How does cupping therapy work?

Think of cupping therapy as a massage, but without the possibility of pain from too much pressure. "Instead of pressing down, the cups pull up on the muscular fascia," explains Snyder. In case you're unfamiliar, fascia is the connective tissue that surrounds and supports your muscles, bones, tendons, ligaments, organs, nerves. Fascia is able to stretch when you move, but when stressed, it can tighten around muscles, causing limited mobility and painful knots to develop, according to John Hopkins Medicine. Your fascia can become stressed from poor posture, a lifestyle with limited mobility, overworking your body either through working out or repetitive movements, or trauma, such as an injury, reports John Hopkins Medicine. "The cups help reset this fascia and relax it, releasing knots and tightness," says Snyder. A cupping treatment can also stimulate blood circulation, promoting blood flow where the cups are placed, which has a healing effect, says Auth.

One of the pros of this treatment is that you can experience results after just one cupping session. "After cupping, people often report feeling a release of tight muscles and a sense of relaxation," says Snyder. Depending on your concerns, though, you may benefit from regular sessions. "There's no one-size-fits-all cupping routine, [but] your acupuncturist can recommend the frequency required to achieve your health goals," says Auth. "In general, around once per month will keep your muscles feeling great." (Related: CrossFit Athletes Share Their Tips for Dealing with Delayed-Onset Muscle Soreness)

What are the benefits of cupping therapy?

Cupping therapy is loved by active people for its ability to treat sore, achy muscles in all parts of the body, such as the upper back, shoulders, and neck, says Snyder.

In case you're still not sold, some studies show that the benefits go beyond soothing muscular pain. Cupping therapy can promote relaxation and enhance circulation, according to Auth.

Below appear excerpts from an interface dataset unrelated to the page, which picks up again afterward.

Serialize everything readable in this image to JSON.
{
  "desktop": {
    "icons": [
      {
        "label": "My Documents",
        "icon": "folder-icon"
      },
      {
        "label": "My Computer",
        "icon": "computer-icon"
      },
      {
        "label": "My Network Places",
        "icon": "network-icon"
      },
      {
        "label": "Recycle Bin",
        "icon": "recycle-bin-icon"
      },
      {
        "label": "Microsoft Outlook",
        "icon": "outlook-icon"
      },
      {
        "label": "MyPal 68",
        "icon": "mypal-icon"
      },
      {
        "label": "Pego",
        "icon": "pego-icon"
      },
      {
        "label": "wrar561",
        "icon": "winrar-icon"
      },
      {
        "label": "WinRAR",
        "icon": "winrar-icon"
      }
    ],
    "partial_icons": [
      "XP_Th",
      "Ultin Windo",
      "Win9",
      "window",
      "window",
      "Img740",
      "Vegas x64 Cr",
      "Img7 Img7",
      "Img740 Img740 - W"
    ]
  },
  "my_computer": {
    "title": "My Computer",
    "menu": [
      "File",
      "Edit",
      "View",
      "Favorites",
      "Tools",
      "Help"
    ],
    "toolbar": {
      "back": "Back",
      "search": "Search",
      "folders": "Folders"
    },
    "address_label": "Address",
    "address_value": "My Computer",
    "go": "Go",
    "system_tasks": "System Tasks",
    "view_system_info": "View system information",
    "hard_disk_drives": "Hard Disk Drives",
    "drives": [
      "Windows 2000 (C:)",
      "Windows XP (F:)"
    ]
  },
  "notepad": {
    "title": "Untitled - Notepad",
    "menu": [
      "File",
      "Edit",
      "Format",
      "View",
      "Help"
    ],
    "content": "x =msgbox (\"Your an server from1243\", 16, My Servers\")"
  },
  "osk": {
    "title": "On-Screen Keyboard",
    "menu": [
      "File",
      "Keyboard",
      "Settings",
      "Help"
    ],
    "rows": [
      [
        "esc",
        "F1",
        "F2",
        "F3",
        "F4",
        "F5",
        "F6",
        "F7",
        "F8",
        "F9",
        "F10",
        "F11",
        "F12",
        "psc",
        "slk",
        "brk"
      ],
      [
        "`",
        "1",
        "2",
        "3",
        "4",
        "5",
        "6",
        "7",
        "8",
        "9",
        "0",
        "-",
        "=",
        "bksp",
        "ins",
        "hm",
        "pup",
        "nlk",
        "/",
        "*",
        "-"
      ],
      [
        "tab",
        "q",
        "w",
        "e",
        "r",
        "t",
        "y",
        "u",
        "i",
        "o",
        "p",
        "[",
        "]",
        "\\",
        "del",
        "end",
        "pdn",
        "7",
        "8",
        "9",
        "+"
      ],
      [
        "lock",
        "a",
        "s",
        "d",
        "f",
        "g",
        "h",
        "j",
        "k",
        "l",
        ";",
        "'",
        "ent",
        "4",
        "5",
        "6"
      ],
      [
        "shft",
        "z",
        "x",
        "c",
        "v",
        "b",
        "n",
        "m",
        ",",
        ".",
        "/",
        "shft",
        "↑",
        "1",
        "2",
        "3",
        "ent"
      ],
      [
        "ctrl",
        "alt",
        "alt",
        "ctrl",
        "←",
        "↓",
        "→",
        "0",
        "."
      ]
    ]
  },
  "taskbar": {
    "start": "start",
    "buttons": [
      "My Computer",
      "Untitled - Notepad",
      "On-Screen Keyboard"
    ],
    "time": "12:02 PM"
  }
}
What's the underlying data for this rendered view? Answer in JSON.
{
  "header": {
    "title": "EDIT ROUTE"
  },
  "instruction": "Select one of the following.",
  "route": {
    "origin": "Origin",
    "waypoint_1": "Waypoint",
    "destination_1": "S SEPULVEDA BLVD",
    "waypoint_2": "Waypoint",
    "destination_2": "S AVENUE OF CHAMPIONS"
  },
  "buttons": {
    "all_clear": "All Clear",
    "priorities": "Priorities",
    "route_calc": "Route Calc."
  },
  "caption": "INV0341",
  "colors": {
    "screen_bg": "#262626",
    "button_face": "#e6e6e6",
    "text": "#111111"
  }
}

If you're someone who experiences chronic muscular pain, tension, or stress, you might find the intervention helpful.

It can also help with respiratory issues caused by the common cold. "Cupping [is used] to treat lingering upper respiratory issues such as a phlegmy cough or congestion by increasing the circulation in the upper body and drawing toxins to the surface for easier elimination," says Snyder.

Are there any side effects of cupping therapy?

One of the biggest concerns surrounding cupping therapy is the infamous circular bruises that happen afterward. (Insert photo of Michael Phelps circa 2016 here.) However, rest assured that the bruising looks worse than it feels.

"Cupping can result in temporary discoloration of the skin, what we call petechiae," explains Snyder. "These marks are a result of improved blood flow to the area and will dissipate either the day of treatment or up to two weeks [later], depending on the level of injury and underlying health."

Despite how it looks, the marks don't actually feel like a bruise. "These cupping marks do not hurt. In fact, you [won't] even know they [are] there," says Auth. The color of the marks can range from dark purple to light pink, or sometimes no marks at all, she explains. "A darker mark can indicate a higher level of tension, but the cups are still working even if you don't have marks." That said, you might not want to undergo cupping therapy if you have a special event coming up.

Additionally, you might need to avoid cupping therapy altogether if you have any bleeding or blood clotting disorders such as hemophilia, and those with psoriasis or eczema may also find the therapy irritating, according to the Cleveland Clinic. When in doubt, it's best to consult with a doctor if you have any concerns.

Ultimately, though, if you're someone who's experiencing aches, pains, or tension, and feel like you aren't finding relief no matter how much you foam roll, stretch, or soak with Epsom salts, cupping therapy might be just the thing you're looking for.